by Josh Palumbo, Forest Management Coordinator
I welcome you to The Nature Foundation at Wintergreen’s attempt to bring some nature and knowledge into your home. The Nine Minute Naturalist borrows from NPR’s lovely 90-Second Naturalist podcast. Since we all have a bit more time on our hands, the goal is to take something that is happening out in our environment and stimulate your brain for roughly nine minutes. Don’t let something as “minor” as a quarantine to keep you from learning. I hope you enjoy!
Some wildlife species at Wintergreen are familiar friends containing few mysteries. Chipmunks, whitetail deer, black rat snake, even bears are commonplace amid our forested community and most Wintergreen residents feel comfortable with them as they go about their daily lives.

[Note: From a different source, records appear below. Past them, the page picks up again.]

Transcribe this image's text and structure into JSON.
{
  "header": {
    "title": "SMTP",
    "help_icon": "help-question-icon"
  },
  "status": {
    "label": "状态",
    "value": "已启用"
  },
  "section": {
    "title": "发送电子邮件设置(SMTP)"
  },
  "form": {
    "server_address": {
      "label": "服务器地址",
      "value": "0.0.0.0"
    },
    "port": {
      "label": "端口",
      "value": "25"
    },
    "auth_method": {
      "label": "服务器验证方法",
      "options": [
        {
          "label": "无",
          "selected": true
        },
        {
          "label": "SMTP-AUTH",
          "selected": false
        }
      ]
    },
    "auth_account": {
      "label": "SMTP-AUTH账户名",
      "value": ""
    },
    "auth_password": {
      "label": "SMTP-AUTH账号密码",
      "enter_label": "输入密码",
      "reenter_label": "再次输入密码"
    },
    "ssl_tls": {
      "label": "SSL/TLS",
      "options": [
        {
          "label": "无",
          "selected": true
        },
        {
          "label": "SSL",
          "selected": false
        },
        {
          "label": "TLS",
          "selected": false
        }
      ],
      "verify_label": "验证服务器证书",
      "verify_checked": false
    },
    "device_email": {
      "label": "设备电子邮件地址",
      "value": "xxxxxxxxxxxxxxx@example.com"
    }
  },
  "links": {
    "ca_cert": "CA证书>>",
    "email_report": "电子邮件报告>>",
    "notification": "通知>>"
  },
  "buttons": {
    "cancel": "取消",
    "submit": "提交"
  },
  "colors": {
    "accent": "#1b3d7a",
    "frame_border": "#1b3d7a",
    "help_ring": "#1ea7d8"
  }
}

Few noises or sightings change that comfort level quicker than a pack of coyotes emitting a round of vocalizations close by or a coyote eyeing us as it wanders the woods edge. This Nine Minute Naturalist will feature a review of the book Coyote America: A Natural and Supernatural History written to explore the interface of coyotes and humans.
The desire to read up on the “wily” coyote hit me after an interaction on Crawfords Knob this winter. Upon reaching my destination, I hoped off the ATV and removed my helmet. Unbeknownst to me, I had driven into the middle of a coyote pack. Although I could not see them, multiple coyotes were discussing my rude interjection into their lives via loud vocalizations all around me. It was a fascinating experience that got me interested in delving into the coyote topic. Later that week while listening to a favorite podcast of mine, the book Coyote America by Dan Flores was recommended so I took the bait and quickly read it. Upon finishing and reflecting on my thoughts on this book, I decided I would use it as my first (and maybe last) book review on the Nine Minute Naturalist blog.
With the book Coyote America author Dan Flores weaves the mythology, biology, and geography into a somewhat linear history of the coyotes’ interactions with humans. The beginning few chapters make the reader quite clear that this is not a biology textbook but instead is an account of the evolving relationship between humans and coyote. This story telling jumps from Native American mythology and spirituality to coyote to biology and back again. While entertaining, the flow is a bit erratic and at times the subject matters border on the inappropriate (some of the mythological stories are a bit sexual in nature). Each chapter brings something unique to the book and makes for an overall product that keeps the reader invested.
The most fascinating aspect to me was the presentation of historical interactions and attitudes about the coyote in contrast with present day viewpoints. Dan Flores fascinatingly spends quite a few words illustrating how Native Americans and early European hunters viewed this ubiquitous hunter. This contrasted with the introduction of coyotes in the social narrative by the likes of Mark Twain describing coyotes in a less than flattering light. I also was enthralled by the study into coyote genetics that helped clarify some gray area on hybridization with dogs and red wolves.
The book had negatives that kept my appreciation for this book subdued. In addition to the erratic changing subjects listed above, it also lacks a bit of the focus on the coyote physiology and lifestyle that would have helped my appreciation for the animal. The author also did not allow me to come to my own opinion on certain subjects but instead basically instructed me how to feel, especially in regards to historical figures and political viewpoints.
Despite the negative aspects of the book, I would recommend Coyote America. It will make you think differently about an animal that makes us a bit uncomfortable. It expanded my knowledge of the animal and its place in the ecosystem thus performed its purpose well.